--Angela Pento, student, The College of New Jersey, Ewing, NJ.

physical education teacher education should definitely give the option of taking a coaching education class.

The rest of this article is only available to active members of Questia

Sign up now for a free, 1-day trial and receive full access to:

  • Questia's entire collection
  • Automatic bibliography creation
  • More helpful research tools like notes, citations, and highlights
  • Ad-free environment

Already a member? Log in now.

Notes for this article

Add a new note
If you are trying to select text to create highlights or citations, remember that you must now click or tap on the first word, and then click or tap on the last word.
One moment ...
Project items

Items saved from this article

This article has been saved
Highlights (0)
Some of your highlights are legacy items.

Highlights saved before July 30, 2012 will not be displayed on their respective source pages.

You can easily re-create the highlights by opening the book page or article, selecting the text, and clicking “Highlight.”

Citations (0)
Some of your citations are legacy items.

Any citation created before July 30, 2012 will labeled as a “Cited page.” New citations will be saved as cited passages, pages or articles.

We also added the ability to view new citations from your projects or the book or article where you created them.

Notes (0)
Bookmarks (0)

You have no saved items from this article

Project items include:
  • Saved book/article
  • Highlights
  • Quotes/citations
  • Notes
  • Bookmarks
Notes
Cite this article

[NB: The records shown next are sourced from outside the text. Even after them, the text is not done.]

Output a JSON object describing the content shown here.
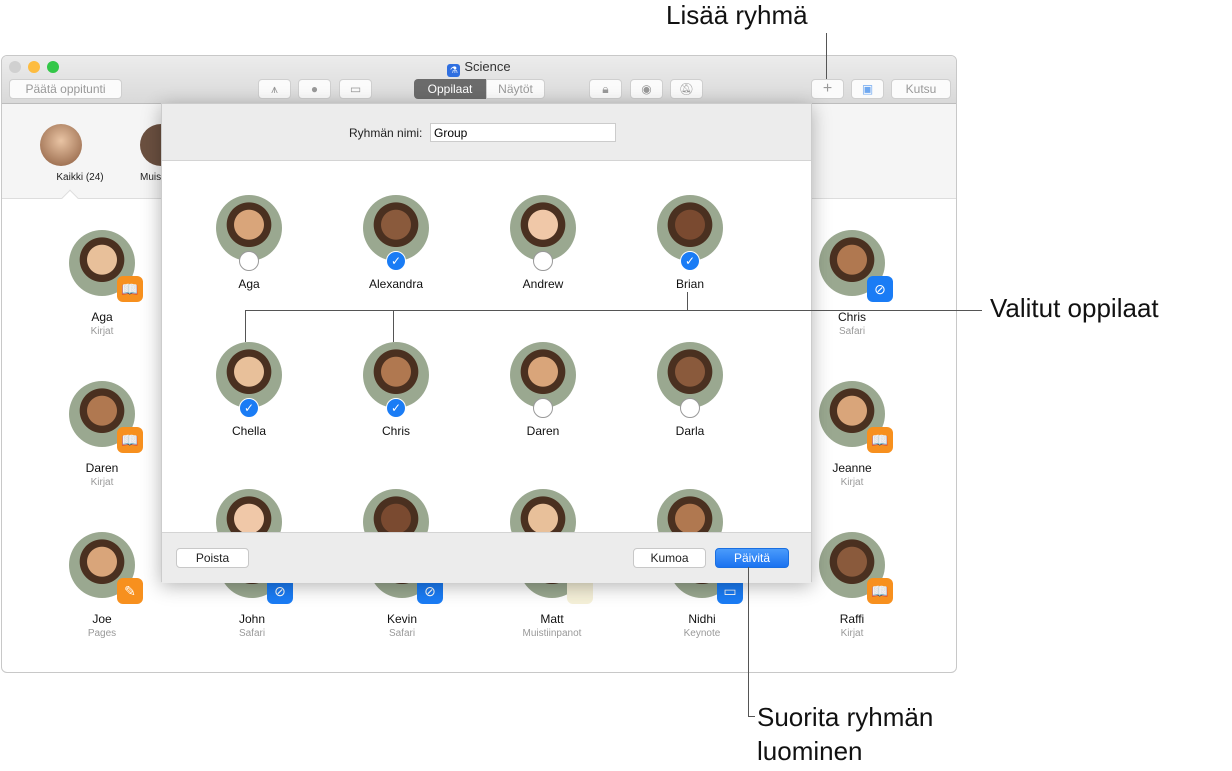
{
  "window": {
    "title": "Science"
  },
  "toolbar": {
    "end_lesson": "Päätä oppitunti",
    "seg_students": "Oppilaat",
    "seg_screens": "Näytöt",
    "invite": "Kutsu",
    "icons": [
      "app-store-icon",
      "safari-icon",
      "airplay-icon",
      "lock-icon",
      "hide-icon",
      "mute-icon",
      "add-icon",
      "handout-icon"
    ]
  },
  "groups": [
    {
      "label": "Kaikki (24)"
    },
    {
      "label": "Muis"
    }
  ],
  "students": [
    {
      "name": "Aga",
      "app": "Kirjat",
      "badge": "#f7901e",
      "glyph": "📖",
      "col": 0,
      "row": 0
    },
    {
      "name": "Daren",
      "app": "Kirjat",
      "badge": "#f7901e",
      "glyph": "📖",
      "col": 0,
      "row": 1
    },
    {
      "name": "Joe",
      "app": "Pages",
      "badge": "#f7901e",
      "glyph": "✎",
      "col": 0,
      "row": 2
    },
    {
      "name": "John",
      "app": "Safari",
      "badge": "#1a7cf5",
      "glyph": "⊘",
      "col": 1,
      "row": 2
    },
    {
      "name": "Kevin",
      "app": "Safari",
      "badge": "#1a7cf5",
      "glyph": "⊘",
      "col": 2,
      "row": 2
    },
    {
      "name": "Matt",
      "app": "Muistiinpanot",
      "badge": "#f5f0d8",
      "glyph": "",
      "col": 3,
      "row": 2
    },
    {
      "name": "Nidhi",
      "app": "Keynote",
      "badge": "#1a7cf5",
      "glyph": "▭",
      "col": 4,
      "row": 2
    },
    {
      "name": "Chris",
      "app": "Safari",
      "badge": "#1a7cf5",
      "glyph": "⊘",
      "col": 5,
      "row": 0
    },
    {
      "name": "Jeanne",
      "app": "Kirjat",
      "badge": "#f7901e",
      "glyph": "📖",
      "col": 5,
      "row": 1
    },
    {
      "name": "Raffi",
      "app": "Kirjat",
      "badge": "#f7901e",
      "glyph": "📖",
      "col": 5,
      "row": 2
    }
  ],
  "dialog": {
    "name_label": "Ryhmän nimi:",
    "name_value": "Group",
    "delete": "Poista",
    "cancel": "Kumoa",
    "update": "Päivitä",
    "members": [
      {
        "name": "Aga",
        "selected": false
      },
      {
        "name": "Alexandra",
        "selected": true
      },
      {
        "name": "Andrew",
        "selected": false
      },
      {
        "name": "Brian",
        "selected": true
      },
      {
        "name": "Chella",
        "selected": true
      },
      {
        "name": "Chris",
        "selected": true
      },
      {
        "name": "Daren",
        "selected": false
      },
      {
        "name": "Darla",
        "selected": false
      },
      {
        "name": "",
        "selected": false
      },
      {
        "name": "",
        "selected": false
      },
      {
        "name": "",
        "selected": false
      },
      {
        "name": "",
        "selected": false
      }
    ]
  },
  "annotations": {
    "add_group": "Lisää ryhmä",
    "selected_students": "Valitut oppilaat",
    "finish_line1": "Suorita ryhmän",
    "finish_line2": "luominen"
  },
  "colors": {
    "accent": "#1a7cf5",
    "books": "#f7901e"
  }
}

Cited article

Style
Citations are available only to our active members.
Sign up now to cite pages or passages in MLA, APA and Chicago citation styles.

(Einhorn, 1992, p. 25)

(Einhorn 25)

1

1. Lois J. Einhorn, Abraham Lincoln, the Orator: Penetrating the Lincoln Legend (Westport, CT: Greenwood Press, 1992), 25, http://www.questia.com/read/27419298.

Cited article

Should Physical Education Teacher Education Include Coaching Education?
Settings

Settings

Typeface
Text size Smaller Larger
Search within

Search within this article

Look up

Look up a word

  • Dictionary
  • Thesaurus
Please submit a word or phrase above.
Print this page

Print this page

Why can't I print more than one page at a time?

Full screen

matching results for page

Cited passage

Style
Citations are available only to our active members.
Sign up now to cite pages or passages in MLA, APA and Chicago citation styles.

"Portraying himself as an honest, ordinary person helped Lincoln identify with his audiences." (Einhorn, 1992, p. 25).

"Portraying himself as an honest, ordinary person helped Lincoln identify with his audiences." (Einhorn 25)

"Portraying himself as an honest, ordinary person helped Lincoln identify with his audiences."1

1. Lois J. Einhorn, Abraham Lincoln, the Orator: Penetrating the Lincoln Legend (Westport, CT: Greenwood Press, 1992), 25, http://www.questia.com/read/27419298.

Cited passage

Welcome to the new Questia Reader

The Questia Reader has been updated to provide you with an even better online reading experience.  It is now 100% Responsive, which means you can read our books and articles on any sized device you wish.  All of your favorite tools like notes, highlights, and citations are still here, but the way you select text has been updated to be easier to use, especially on touchscreen devices.  Here's how:

1. Click or tap the first word you want to select.
2. Click or tap the last word you want to select.

OK, got it!

Thanks for trying Questia!

Please continue trying out our research tools, but please note, full functionality is available only to our active members.

Your work will be lost once you leave this Web page.

For full access in an ad-free environment, sign up now for a FREE, 1-day trial.

Already a member? Log in now.